Diabetes type II, metabolic syndrome
Increased rates of obesity in recent years have resulted in correspondingly higher rates of metabolic syndrome and diabetes. Nowadays the metabolic syndrome is a very common disorder that increases the risk of both diabetes and cardiovascular disease and is characterized by obesity central type elevated glucose levels, elevated triglyceride levels, elevated blood pressure levels and low levels of good HDL cholesterol. Adopting the Cretan diet has been associated with a reduced incidence of metabolic syndrome and diabetes. Furthermore, in diabetic patients, the adoption of the Cretan diet has been associated with better disease control, while recommending the Cretan diet to patients newly diagnosed with diabetes appeared to delay the onset of drug therapy.
Alzheimer’s and Parkinson’s disease
Very recent studies suggest that the Cretan diet is also associated with Alzheimer and Parkinson diseases, whose incidence is increasing in recent years. The adoption of the Cretan diet has been shown to reduce the incidence of both disorders and mortality from Alzheimer’s disease.
Cretan or Mediterranean diet?
The traditional diets of the Mediterranean people was the result of significant developments that occurred over two millennia with major influences from the Greeks, Arabs and Asians. About 20 countries, quite heterogeneous from each other can be described as Mediterranean, whose eating habits vary due to religious, economic and cultural particularities. The term “Mediterranean diet”, in the manner currently used, was essentially introduced by nutrition scientists to describe the Cretan diet and the diets of other regions of the Mediterranean which had common features with it, in the 1950s and 1960s, when they had overcome the consequences of the Second World war, but before the arrival of the fast food culture. Because olive oil was the main source of fat in the Cretan diet, the term “Mediterranean diet” actually describes the dietary pattern that was prevailing in Mediterranean regions where olive trees were traditionally cultivated.
Thus, the term “Mediterranean diet” is somewhat misleading, because in fact there is not only one, but many Mediterranean diets.
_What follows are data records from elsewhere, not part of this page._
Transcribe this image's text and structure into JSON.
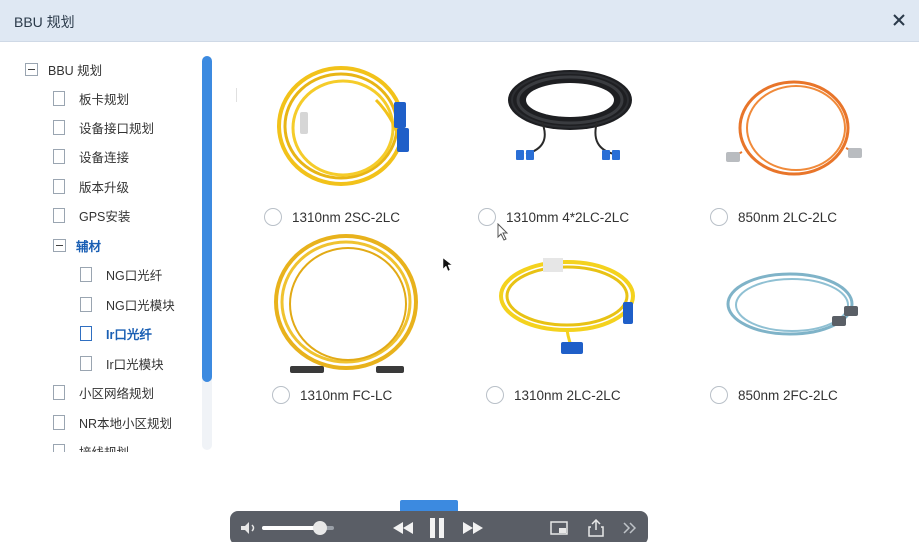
{
  "window": {
    "title": "BBU 规划"
  },
  "tree": {
    "root": {
      "label": "BBU 规划"
    },
    "items": [
      {
        "label": "板卡规划"
      },
      {
        "label": "设备接口规划"
      },
      {
        "label": "设备连接"
      },
      {
        "label": "版本升级"
      },
      {
        "label": "GPS安装"
      }
    ],
    "group": {
      "label": "辅材",
      "children": [
        {
          "label": "NG口光纤"
        },
        {
          "label": "NG口光模块"
        },
        {
          "label": "Ir口光纤",
          "selected": true
        },
        {
          "label": "Ir口光模块"
        }
      ]
    },
    "items_after": [
      {
        "label": "小区网络规划"
      },
      {
        "label": "NR本地小区规划"
      }
    ],
    "partial_label": "接线规划"
  },
  "options": [
    {
      "label": "1310nm 2SC-2LC",
      "cable_color": "#f2c21a",
      "connector_color": "#1f5fc8"
    },
    {
      "label": "1310mm 4*2LC-2LC",
      "cable_color": "#1e1f22",
      "connector_color": "#2a6fd6"
    },
    {
      "label": "850nm 2LC-2LC",
      "cable_color": "#e8752a",
      "connector_color": "#b9bcc0"
    },
    {
      "label": "1310nm FC-LC",
      "cable_color": "#e8b21c",
      "connector_color": "#3a3a3a"
    },
    {
      "label": "1310nm 2LC-2LC",
      "cable_color": "#f4d21e",
      "connector_color": "#1f5fc8"
    },
    {
      "label": "850nm 2FC-2LC",
      "cable_color": "#7fb3c8",
      "connector_color": "#5a5f66"
    }
  ],
  "player": {
    "volume_fraction": 0.8
  },
  "colors": {
    "accent": "#3c8ae0",
    "titlebar": "#dfe8f3"
  }
}
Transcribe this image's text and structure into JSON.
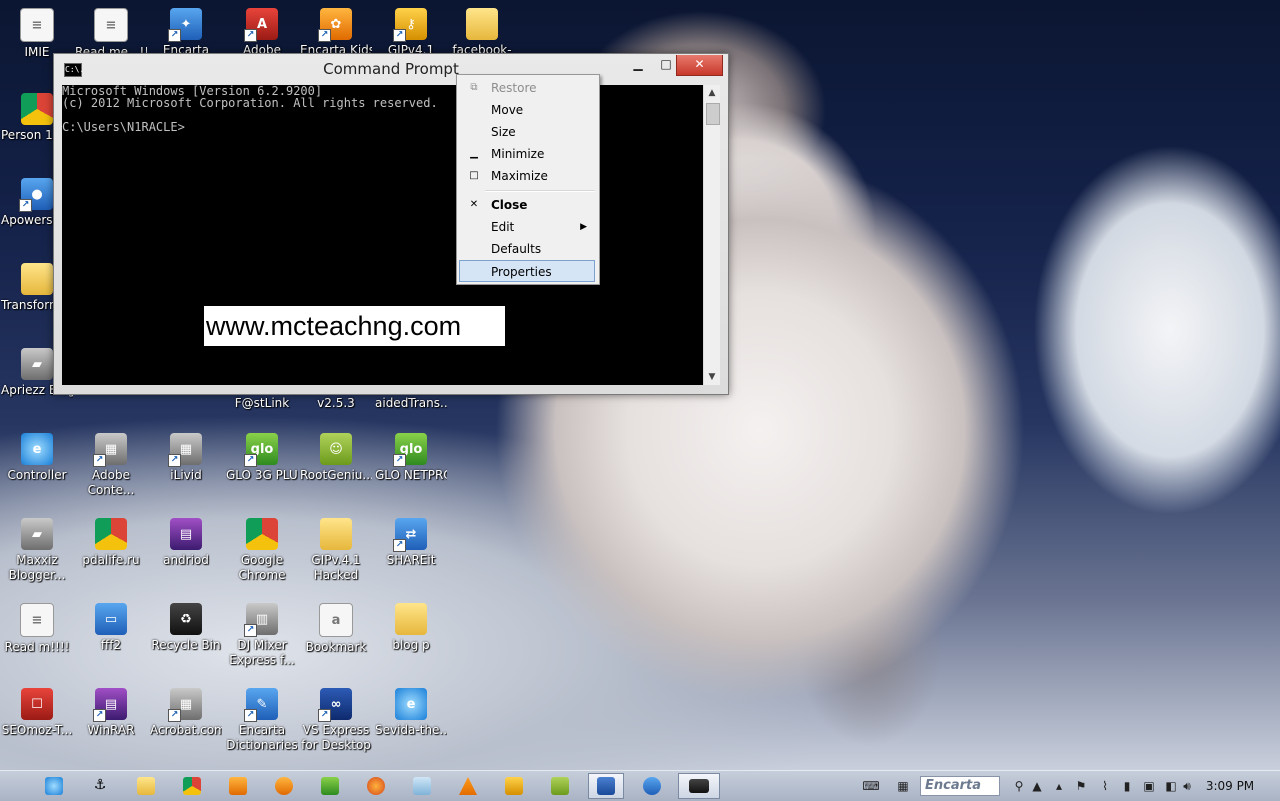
{
  "desktop": {
    "icons": [
      {
        "label": "IMIE",
        "kind": "doc"
      },
      {
        "label": "Read me...!!!",
        "kind": "doc"
      },
      {
        "label": "Encarta",
        "kind": "blue"
      },
      {
        "label": "Adobe",
        "kind": "red"
      },
      {
        "label": "Encarta Kids",
        "kind": "orange"
      },
      {
        "label": "GIPv4.1",
        "kind": "gold"
      },
      {
        "label": "facebook-",
        "kind": "folder"
      },
      {
        "label": "Person 1 - Chrome",
        "kind": "chrome"
      },
      {
        "label": "Apowersoft Screen Re...",
        "kind": "blue"
      },
      {
        "label": "Transform Design a...",
        "kind": "folder"
      },
      {
        "label": "Apriezz Blogger ...",
        "kind": "gray"
      },
      {
        "label": "F@stLink",
        "kind": "blue"
      },
      {
        "label": "v2.5.3",
        "kind": "blue"
      },
      {
        "label": "aidedTrans...",
        "kind": "blue"
      },
      {
        "label": "Controller",
        "kind": "ie"
      },
      {
        "label": "Adobe Conte...",
        "kind": "gray"
      },
      {
        "label": "iLivid",
        "kind": "gray"
      },
      {
        "label": "GLO 3G PLUS",
        "kind": "green"
      },
      {
        "label": "RootGeniu...",
        "kind": "green"
      },
      {
        "label": "GLO NETPRO",
        "kind": "green"
      },
      {
        "label": "Maxxiz Blogger...",
        "kind": "gray"
      },
      {
        "label": "pdalife.ru",
        "kind": "chrome"
      },
      {
        "label": "andriod",
        "kind": "rar"
      },
      {
        "label": "Google Chrome",
        "kind": "chrome"
      },
      {
        "label": "GIPv.4.1 Hacked",
        "kind": "folder"
      },
      {
        "label": "SHAREit",
        "kind": "blue"
      },
      {
        "label": "Read m!!!!",
        "kind": "doc"
      },
      {
        "label": "fff2",
        "kind": "blue"
      },
      {
        "label": "Recycle Bin",
        "kind": "dark"
      },
      {
        "label": "DJ Mixer Express f...",
        "kind": "gray"
      },
      {
        "label": "Bookmark",
        "kind": "doc"
      },
      {
        "label": "blog p",
        "kind": "folder"
      },
      {
        "label": "SEOmoz-T...",
        "kind": "red"
      },
      {
        "label": "WinRAR",
        "kind": "rar"
      },
      {
        "label": "Acrobat.com",
        "kind": "gray"
      },
      {
        "label": "Encarta Dictionaries",
        "kind": "blue"
      },
      {
        "label": "VS Express for Desktop",
        "kind": "vs"
      },
      {
        "label": "Sevida-the...",
        "kind": "ie"
      }
    ]
  },
  "cmd_window": {
    "title": "Command Prompt",
    "sys_icon": "C:\\.",
    "min_label": "▁",
    "max_label": "□",
    "close_label": "✕",
    "console_lines": [
      "Microsoft Windows [Version 6.2.9200]",
      "(c) 2012 Microsoft Corporation. All rights reserved.",
      "",
      "C:\\Users\\N1RACLE>"
    ],
    "watermark": "www.mcteachng.com"
  },
  "system_menu": {
    "items": [
      {
        "label": "Restore",
        "state": "disabled",
        "icon": "⧉"
      },
      {
        "label": "Move",
        "state": "normal",
        "icon": ""
      },
      {
        "label": "Size",
        "state": "normal",
        "icon": ""
      },
      {
        "label": "Minimize",
        "state": "normal",
        "icon": "▁"
      },
      {
        "label": "Maximize",
        "state": "normal",
        "icon": "□"
      },
      {
        "label": "Close",
        "state": "bold",
        "icon": "✕"
      },
      {
        "label": "Edit",
        "state": "normal",
        "icon": "",
        "submenu": true
      },
      {
        "label": "Defaults",
        "state": "normal",
        "icon": ""
      },
      {
        "label": "Properties",
        "state": "hover",
        "icon": ""
      }
    ],
    "submenu_arrow": "▶"
  },
  "taskbar": {
    "pinned": [
      "ie-icon",
      "tools-icon",
      "explorer-icon",
      "chrome-icon",
      "media-player-icon",
      "firefox-orange-icon",
      "sync-icon",
      "firefox-icon",
      "notepad-icon",
      "vlc-icon",
      "key-icon",
      "android-icon",
      "word-icon",
      "teamviewer-icon",
      "cmd-icon"
    ],
    "active_app": "cmd-icon",
    "search_text": "Encarta",
    "clock": "3:09 PM"
  },
  "colors": {
    "console_bg": "#000000",
    "console_text": "#c0c0c0",
    "close_button": "#c7382a",
    "menu_hover": "#d6e5f5"
  }
}
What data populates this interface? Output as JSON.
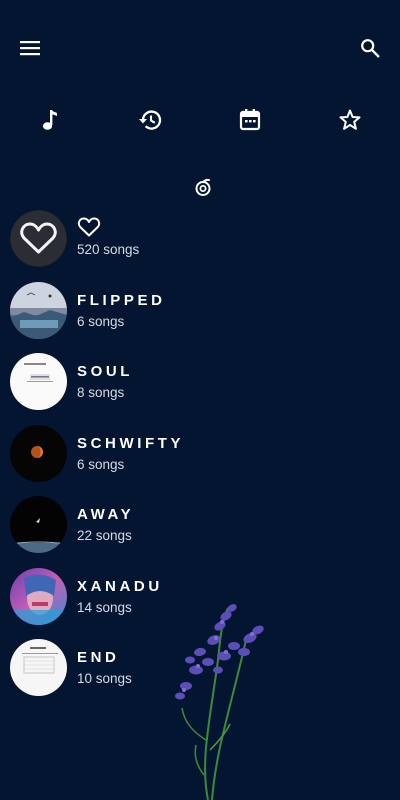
{
  "toolbar": {
    "menu_icon": "menu-icon",
    "search_icon": "search-icon"
  },
  "tabs": [
    {
      "name": "songs",
      "icon": "music-note-icon"
    },
    {
      "name": "history",
      "icon": "history-icon"
    },
    {
      "name": "calendar",
      "icon": "calendar-icon"
    },
    {
      "name": "favorites",
      "icon": "star-icon"
    }
  ],
  "sort_icon": "sort-icon",
  "playlists": [
    {
      "title": "",
      "title_icon": "heart-icon",
      "subtitle": "520 songs",
      "cover": "neon-heart"
    },
    {
      "title": "FLIPPED",
      "subtitle": "6 songs",
      "cover": "landscape"
    },
    {
      "title": "SOUL",
      "subtitle": "8 songs",
      "cover": "white-card"
    },
    {
      "title": "SCHWIFTY",
      "subtitle": "6 songs",
      "cover": "moon"
    },
    {
      "title": "AWAY",
      "subtitle": "22 songs",
      "cover": "night"
    },
    {
      "title": "XANADU",
      "subtitle": "14 songs",
      "cover": "portrait"
    },
    {
      "title": "END",
      "subtitle": "10 songs",
      "cover": "paper"
    }
  ],
  "colors": {
    "background": "#041532",
    "text": "#ffffff",
    "subtext": "#d6dbe4"
  }
}
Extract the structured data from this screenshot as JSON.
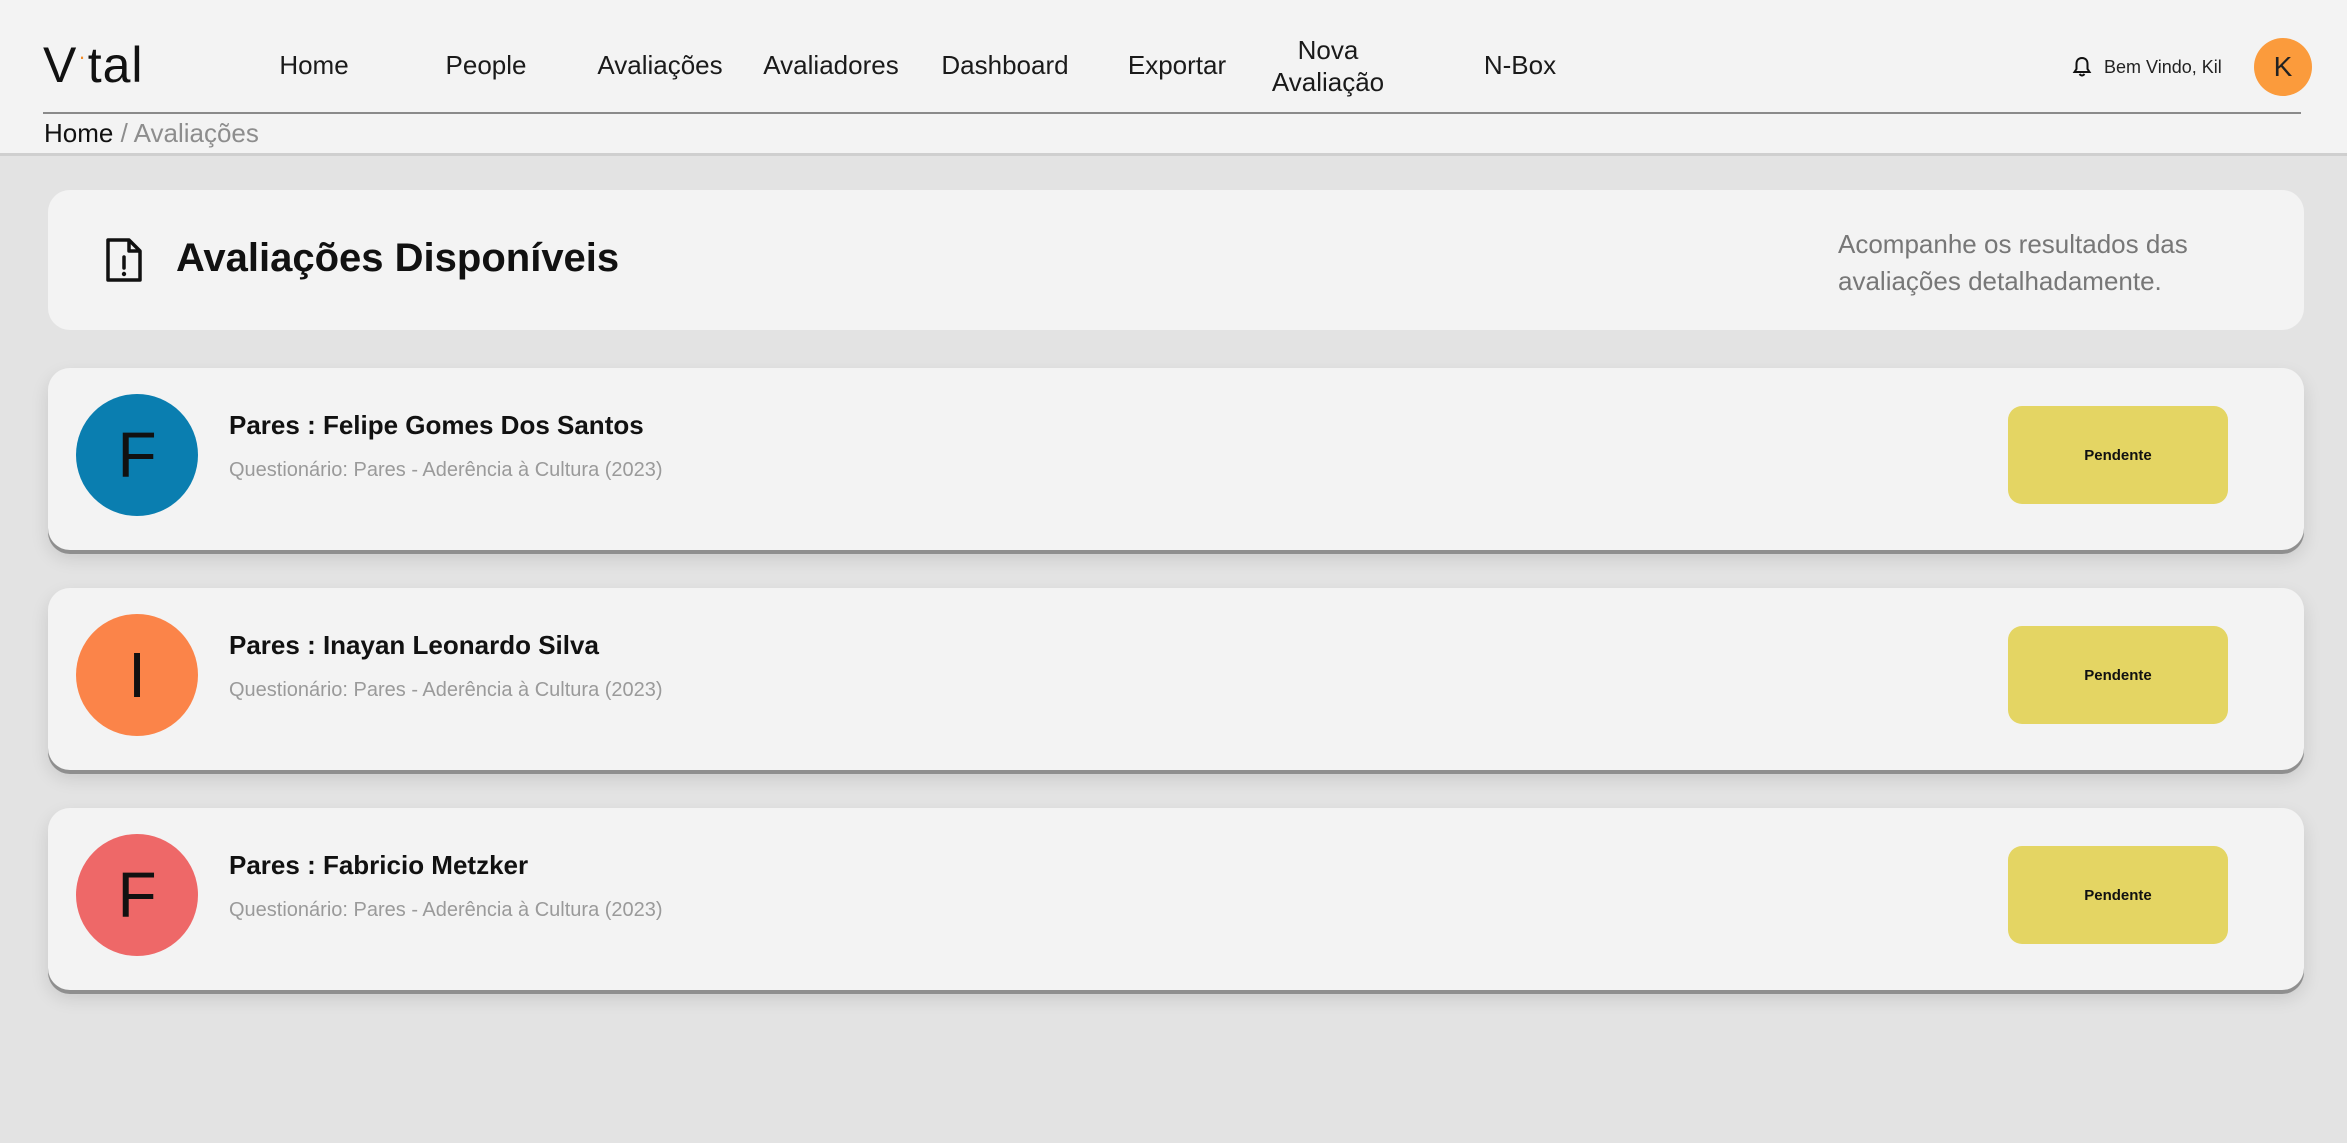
{
  "logo": {
    "left": "V",
    "dot": "·",
    "right": "tal"
  },
  "nav": {
    "items": [
      {
        "label": "Home",
        "name": "nav-home"
      },
      {
        "label": "People",
        "name": "nav-people"
      },
      {
        "label": "Avaliações",
        "name": "nav-avaliacoes"
      },
      {
        "label": "Avaliadores",
        "name": "nav-avaliadores"
      },
      {
        "label": "Dashboard",
        "name": "nav-dashboard"
      },
      {
        "label": "Exportar",
        "name": "nav-exportar"
      },
      {
        "label": "Nova Avaliação",
        "name": "nav-nova-avaliacao"
      },
      {
        "label": "N-Box",
        "name": "nav-n-box"
      }
    ]
  },
  "user": {
    "welcome": "Bem Vindo, Kil",
    "initial": "K",
    "avatar_color": "#fb9b3c"
  },
  "breadcrumb": {
    "home": "Home",
    "separator": " / ",
    "current": "Avaliações"
  },
  "page": {
    "title": "Avaliações Disponíveis",
    "subtitle": "Acompanhe os resultados das avaliações detalhadamente."
  },
  "evaluations": [
    {
      "initial": "F",
      "title": "Pares : Felipe Gomes Dos Santos",
      "questionnaire": "Questionário: Pares - Aderência à Cultura (2023)",
      "status": "Pendente",
      "avatar_color": "#0a7eb0"
    },
    {
      "initial": "I",
      "title": "Pares : Inayan Leonardo Silva",
      "questionnaire": "Questionário: Pares - Aderência à Cultura (2023)",
      "status": "Pendente",
      "avatar_color": "#fb8449"
    },
    {
      "initial": "F",
      "title": "Pares : Fabricio Metzker",
      "questionnaire": "Questionário: Pares - Aderência à Cultura (2023)",
      "status": "Pendente",
      "avatar_color": "#ee6868"
    }
  ],
  "colors": {
    "status_pending": "#e4d563",
    "background": "#e3e3e3",
    "card": "#f3f3f3"
  }
}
The Cretan diet is the combination of all tastes and dietary habits of the people which are met in Crete during its history.